The other day in my “Demagogue” post I let our vice president have it over his emotional tear fighting plea to pass his boss’s jobs bill using a worse then ,”Do it for the children” play, this was a ,”Pass this bill, or a criminal will rape, murder, steal your stuff” play. If only the real world was that simple. Sadly, the only real line of defense, no matter how many cops are on the streets, is your own ability to protect yourself. And when someone is breaking into your house in the dead of night and your safety is imperiled, forget the police/sheriffs/highway patrol/ FBI/ CIA, or even the TSA (not saying don’t call them, just don’t expect them to be there when you need them) what is going to pull your ass out of the grease and save your bacon is Smith&Wesson, Ruger, Glock, or Colt. Just ask Donna Hopper:
An elderly Northern California-woman woke early Friday morning to hear an intruder attempting to break into her home. CBS 12 reports that the 66-year-old Donna Hopper is still shaken after shooting the 37-year-old intruder dead:
Could you possibly find a sweeter looking woman, or a scarier looking burglar?
Redding is a rural town, not very big, mostly farmers and simple folk. I assume that Donna lives by herself, no mention of any one else in the house, and keeps a gun in the house for protection, the type of gun is not mentioned, but probably a hand gun of some kind.
The Searchlight reports that Theis had been released from jail the morning before the shooting took place.
Great, even more evidence that the state of California is going broke, can’t keep bad guys locked away, and can’t really protect the folks from being victims.
Reading through what happened, it sounds like every action she took was reasonable and prudent.
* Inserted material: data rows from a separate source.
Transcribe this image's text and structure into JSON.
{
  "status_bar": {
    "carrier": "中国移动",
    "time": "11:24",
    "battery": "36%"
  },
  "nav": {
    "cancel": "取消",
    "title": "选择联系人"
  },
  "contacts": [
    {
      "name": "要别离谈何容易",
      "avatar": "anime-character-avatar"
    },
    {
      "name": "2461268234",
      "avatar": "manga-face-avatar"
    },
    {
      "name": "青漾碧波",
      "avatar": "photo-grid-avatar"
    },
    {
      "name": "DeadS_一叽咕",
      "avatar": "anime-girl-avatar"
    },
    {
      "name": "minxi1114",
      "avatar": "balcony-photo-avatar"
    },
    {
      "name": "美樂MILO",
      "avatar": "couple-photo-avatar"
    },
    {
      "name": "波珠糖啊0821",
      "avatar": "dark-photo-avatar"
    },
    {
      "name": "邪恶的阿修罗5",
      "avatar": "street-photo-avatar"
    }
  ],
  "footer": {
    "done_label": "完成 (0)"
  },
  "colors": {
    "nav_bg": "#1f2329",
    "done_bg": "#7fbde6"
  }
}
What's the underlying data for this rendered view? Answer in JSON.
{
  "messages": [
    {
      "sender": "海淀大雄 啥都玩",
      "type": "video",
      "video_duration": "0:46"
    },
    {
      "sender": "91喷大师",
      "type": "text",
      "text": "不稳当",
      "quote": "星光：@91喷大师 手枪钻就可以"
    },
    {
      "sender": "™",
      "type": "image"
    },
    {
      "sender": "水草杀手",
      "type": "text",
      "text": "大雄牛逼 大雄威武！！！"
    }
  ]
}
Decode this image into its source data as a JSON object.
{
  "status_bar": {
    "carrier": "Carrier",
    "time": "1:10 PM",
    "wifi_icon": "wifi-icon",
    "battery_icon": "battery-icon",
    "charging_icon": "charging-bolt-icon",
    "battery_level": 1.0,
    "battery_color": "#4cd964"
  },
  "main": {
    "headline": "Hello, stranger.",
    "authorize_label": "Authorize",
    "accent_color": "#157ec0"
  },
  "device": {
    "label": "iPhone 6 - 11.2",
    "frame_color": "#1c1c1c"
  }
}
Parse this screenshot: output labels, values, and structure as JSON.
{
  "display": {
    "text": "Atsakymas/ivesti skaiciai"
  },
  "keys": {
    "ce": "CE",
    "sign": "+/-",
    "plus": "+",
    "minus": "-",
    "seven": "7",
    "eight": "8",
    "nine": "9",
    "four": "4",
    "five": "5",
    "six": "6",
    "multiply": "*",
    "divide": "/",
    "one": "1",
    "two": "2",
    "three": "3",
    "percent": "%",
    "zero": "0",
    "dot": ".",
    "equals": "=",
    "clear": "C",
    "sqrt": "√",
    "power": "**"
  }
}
But although she did nothing wrong, she still gets traumatized with being involved in someone’s death, not an easy thing to shake even if it was justified.
A few years ago on the other blog I used to write for we had some fun talking about Joe Horn. Texas has just passed a new more expanded version of the Castle doctrine, where people could use deadly force to protect their own property or to stop arson, burglary, robbery, theft or criminal mischief at night. Joe decided to test his new found freedoms, only it wasn’t his property he was protecting, it was his neighbor’s. Here is the 911 transcripts of how the whole thing went down.
Ultimately Joe was never charged.
I had a hard time justifying Joe’s actions. Clearly in his mind he thought he was justified in going outside and confronting the two guys and stopping the burglary that was in progress at his neighbor’s residence. Popular sentiment was with Joe, two dirtbags were dispatched and no innocents hurt, but to me, no property crime is worth taking a life, even a dirtbag’s life. Others might feel differently but (and I don’t live in Texas) I think this new law is just asking for trouble. Regardless of the fact that the law sanctioned the killing, I think the best way to go is to start off with minimal force, and escalate it as warranted, but in no way putting your life in danger. To ratchet things up, right out of the box straight to deadly force, I have a problem with that.
I’m sure that Europeans and other non Americans probably look askance at out gun culture, scratching their head at what all the fuss is about. Guns are part of our heritage, our frontier spirit, manifest destiny, and an integral part of our basic liberties. Right after the 1st Amendment, the basic right to own and bear arms is not far behind. “From my cold dead hands”, these are not empty words to many Americans.
So, any thoughts on Donna hopper, Joe Horn, the expanded Castle doctrine in Texas, or our affinity for things that go bang, all are grist for the mill.